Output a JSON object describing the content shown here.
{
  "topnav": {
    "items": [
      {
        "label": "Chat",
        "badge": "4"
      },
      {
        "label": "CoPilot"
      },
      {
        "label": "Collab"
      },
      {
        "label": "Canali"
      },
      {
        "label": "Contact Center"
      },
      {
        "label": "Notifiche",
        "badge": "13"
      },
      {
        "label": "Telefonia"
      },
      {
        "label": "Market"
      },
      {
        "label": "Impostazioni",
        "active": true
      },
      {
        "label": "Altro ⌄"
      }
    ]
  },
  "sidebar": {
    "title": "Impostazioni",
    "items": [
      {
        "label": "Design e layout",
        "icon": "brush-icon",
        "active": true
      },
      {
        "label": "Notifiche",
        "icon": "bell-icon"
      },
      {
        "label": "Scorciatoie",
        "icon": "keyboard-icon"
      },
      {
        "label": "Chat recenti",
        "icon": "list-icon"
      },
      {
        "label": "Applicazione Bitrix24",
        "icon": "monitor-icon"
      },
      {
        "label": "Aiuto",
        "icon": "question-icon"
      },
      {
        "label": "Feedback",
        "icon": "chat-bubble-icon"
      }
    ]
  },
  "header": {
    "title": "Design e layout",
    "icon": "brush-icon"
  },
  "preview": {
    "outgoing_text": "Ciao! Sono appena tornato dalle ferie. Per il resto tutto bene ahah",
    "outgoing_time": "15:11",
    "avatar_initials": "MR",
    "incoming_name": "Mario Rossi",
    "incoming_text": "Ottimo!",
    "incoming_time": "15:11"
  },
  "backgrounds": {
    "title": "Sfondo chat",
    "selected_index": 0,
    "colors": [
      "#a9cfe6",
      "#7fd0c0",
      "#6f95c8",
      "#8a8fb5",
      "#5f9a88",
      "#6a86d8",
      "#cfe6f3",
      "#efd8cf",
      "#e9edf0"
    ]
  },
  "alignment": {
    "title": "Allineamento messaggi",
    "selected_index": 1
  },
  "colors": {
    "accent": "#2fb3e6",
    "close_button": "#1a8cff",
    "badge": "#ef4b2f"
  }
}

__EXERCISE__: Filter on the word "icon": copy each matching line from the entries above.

__TASK RESULT__:
        "icon": "brush-icon",
        "icon": "bell-icon"
        "icon": "keyboard-icon"
        "icon": "list-icon"
        "icon": "monitor-icon"
        "icon": "question-icon"
        "icon": "chat-bubble-icon"
    "icon": "brush-icon"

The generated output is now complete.